• **RECORDS**:
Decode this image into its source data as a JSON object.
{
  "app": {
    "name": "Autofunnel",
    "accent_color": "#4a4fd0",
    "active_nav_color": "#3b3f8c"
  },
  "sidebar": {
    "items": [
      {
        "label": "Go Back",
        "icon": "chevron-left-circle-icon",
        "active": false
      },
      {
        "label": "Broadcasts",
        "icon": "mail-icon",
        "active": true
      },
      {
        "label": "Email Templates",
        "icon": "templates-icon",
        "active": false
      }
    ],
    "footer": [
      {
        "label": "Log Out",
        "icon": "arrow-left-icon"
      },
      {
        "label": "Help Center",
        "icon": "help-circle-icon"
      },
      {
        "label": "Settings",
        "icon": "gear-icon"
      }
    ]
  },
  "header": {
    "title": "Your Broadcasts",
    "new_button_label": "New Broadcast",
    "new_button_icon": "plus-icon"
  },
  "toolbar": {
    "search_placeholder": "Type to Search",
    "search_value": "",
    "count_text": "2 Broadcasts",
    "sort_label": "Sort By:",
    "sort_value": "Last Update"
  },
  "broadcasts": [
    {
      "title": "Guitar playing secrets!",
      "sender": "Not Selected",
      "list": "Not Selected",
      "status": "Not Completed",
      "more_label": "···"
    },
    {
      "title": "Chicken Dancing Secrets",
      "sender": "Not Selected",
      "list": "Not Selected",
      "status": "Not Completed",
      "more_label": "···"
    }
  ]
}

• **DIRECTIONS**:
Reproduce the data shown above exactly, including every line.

• **SOLUTION TO THE PROBLEM**:
Decode this image into its source data as a JSON object.
{
  "app": {
    "name": "Autofunnel",
    "accent_color": "#4a4fd0",
    "active_nav_color": "#3b3f8c"
  },
  "sidebar": {
    "items": [
      {
        "label": "Go Back",
        "icon": "chevron-left-circle-icon",
        "active": false
      },
      {
        "label": "Broadcasts",
        "icon": "mail-icon",
        "active": true
      },
      {
        "label": "Email Templates",
        "icon": "templates-icon",
        "active": false
      }
    ],
    "footer": [
      {
        "label": "Log Out",
        "icon": "arrow-left-icon"
      },
      {
        "label": "Help Center",
        "icon": "help-circle-icon"
      },
      {
        "label": "Settings",
        "icon": "gear-icon"
      }
    ]
  },
  "header": {
    "title": "Your Broadcasts",
    "new_button_label": "New Broadcast",
    "new_button_icon": "plus-icon"
  },
  "toolbar": {
    "search_placeholder": "Type to Search",
    "search_value": "",
    "count_text": "2 Broadcasts",
    "sort_label": "Sort By:",
    "sort_value": "Last Update"
  },
  "broadcasts": [
    {
      "title": "Guitar playing secrets!",
      "sender": "Not Selected",
      "list": "Not Selected",
      "status": "Not Completed",
      "more_label": "···"
    },
    {
      "title": "Chicken Dancing Secrets",
      "sender": "Not Selected",
      "list": "Not Selected",
      "status": "Not Completed",
      "more_label": "···"
    }
  ]
}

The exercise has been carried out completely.